  69. Thresher RE (2000) Key threats from marine bioinvasions: a review of current and future issues. In: Pederson J (ed) Proceedings of the First National Conference of Marine Bioinvasions. MIT Press, BostonGoogle Scholar
  70. Thrush SF (1999) Complex role of predators in structuring soft-sediment macrobenthic communities: implications of changes in spatial scale for experimental studies. Australian Journal of Ecology 24: 344–354Google Scholar
  71. Thrush SF, Cummings VJ, Dayton PK, Ford R, Grant J, Hewitt JE, Hines AH, Lawrie SM, Pridmore RD, Legendre P, Mcardle BH, Schneider DC, Turner SJ, Whitlatch RB and Wilkinson MR (1997) Matching the outcome of small-scale density manipulation experiments with larger scale patterns an example of bivalve adult/juvenile interactions. Journal of Experimental Marine Biology and Ecology 216: 153–169Google Scholar
  72. Thrush SF, Hewitt JE, Cummings VJ, Green MO, Funnell GA and Wilkinson MR (2000) The generality of field experiments: interactions between local and broad-scale processes. Ecology 81: 399–415Google Scholar
  73. Turner E (1992) A northern Pacific seastar, Asterias amurensis, in Tasmania. Australian Marine Science Bulletin 120: 18–19Google Scholar
  74. Underwood AJ (1991) Beyond BACI: experimental designs for detecting human environmental impacts on temporal variations in natural populations. Australian Journal of Marine and Freshwater Research 42: 569–587Google Scholar
  75. Underwood AJ (1992) Beyond BACI: the detection of environmental impacts on populations in the real, but variable, world. Journal of Experimental Marine Biology and Ecology 161: 145–178Google Scholar
  76. Underwood AJ (1996) Detection, interpretation, prediction and management of environmental disturbances: some roles for experimental marine ecology. Journal of Experimental Marine Biology and Ecology 200: 1–27Google Scholar
  77. Virnstein RW (1977) The importance of predation by crabs and fishes on benthic infauna in Chesapeake Bay. Ecology 58: 119–127Google Scholar
  78. Vitousek PM, D'Antonio CM, Loope LL and Westbrooks R (1996) Biological invasions as global environmental change. American Scientist 84: 468–478Google Scholar
  79. Willan RC, Russell BC, Murfet NB, Moore KL, McEnnulty FR, Horner SK, Hewitt CL, Dally GM, Campbell ML and Bourke ST (2000) Outbreak of Mytilopsis sallei (Récluz, 1849) (Bivalvia; Dressenida) in Australia. Molluscan Research 20(2): 25–30Google Scholar
  80. Williamson M (1996) Biological Invasions. Chapman & Hall, LondonGoogle Scholar
  81. Woodin SA (1974) Polychaete abundance patterns in a marine soft sediment environment: the importance of biological interactions. Ecological Monographs 44: 171–87Google Scholar
  82. Woodin SA (1978) Refuges, disturbance and community structure: a marine soft-bottom example. Ecology 59: 274–284Google Scholar

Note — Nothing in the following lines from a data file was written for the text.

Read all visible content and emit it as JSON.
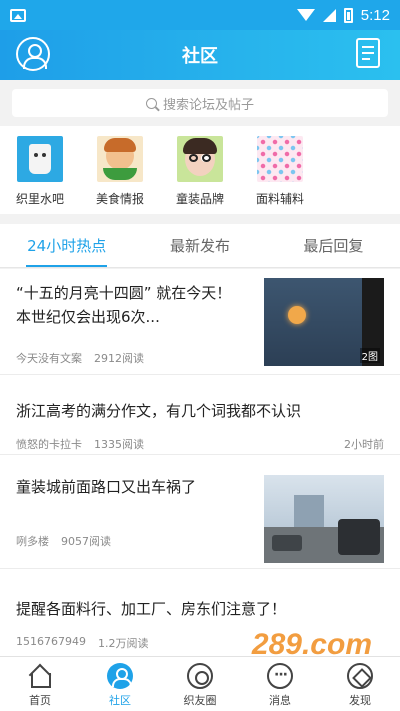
{
  "status_bar": {
    "time": "5:12"
  },
  "header": {
    "title": "社区"
  },
  "search": {
    "placeholder": "搜索论坛及帖子"
  },
  "categories": [
    {
      "label": "织里水吧",
      "icon": "water-bar-icon"
    },
    {
      "label": "美食情报",
      "icon": "food-info-icon"
    },
    {
      "label": "童装品牌",
      "icon": "kids-brand-icon"
    },
    {
      "label": "面料辅料",
      "icon": "fabric-icon"
    }
  ],
  "tabs": [
    {
      "label": "24小时热点",
      "active": true
    },
    {
      "label": "最新发布",
      "active": false
    },
    {
      "label": "最后回复",
      "active": false
    }
  ],
  "posts": [
    {
      "title_line1": "“十五的月亮十四圆” 就在今天！",
      "title_line2": "本世纪仅会出现6次...",
      "author": "今天没有文案",
      "reads": "2912阅读",
      "image_badge": "2图"
    },
    {
      "title_line1": "浙江高考的满分作文，有几个词我都不认识",
      "author": "愤怒的卡拉卡",
      "reads": "1335阅读",
      "time": "2小时前"
    },
    {
      "title_line1": "童装城前面路口又出车祸了",
      "author": "咧多楼",
      "reads": "9057阅读"
    },
    {
      "title_line1": "提醒各面料行、加工厂、房东们注意了！",
      "author": "1516767949",
      "reads": "1.2万阅读"
    }
  ],
  "bottom_nav": [
    {
      "label": "首页",
      "active": false
    },
    {
      "label": "社区",
      "active": true
    },
    {
      "label": "织友圈",
      "active": false
    },
    {
      "label": "消息",
      "active": false
    },
    {
      "label": "发现",
      "active": false
    }
  ],
  "watermark": "289.com",
  "colors": {
    "accent": "#1fa2e8",
    "header_start": "#1e9ee8",
    "header_end": "#2bc0ef"
  }
}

Copyright information

© Kluwer Academic Publishers 2003

Authors and Affiliations

  • D. Jeff Ross
    • 2
  • Craig R. Johnson
    • 1
  • Chad L. Hewitt
    • 3
  1. 1.School of ZoologyUniversity of TasmaniaSandy BayAustralia
  2. 2.Centre for Research on Introduced Marine Pests, CSIRO Marine ResearchHobartAustralia
  3. 3.Centre for Research on Introduced Marine Pests, CSIRO Marine ResearchHobartAustralia

Personalised recommendations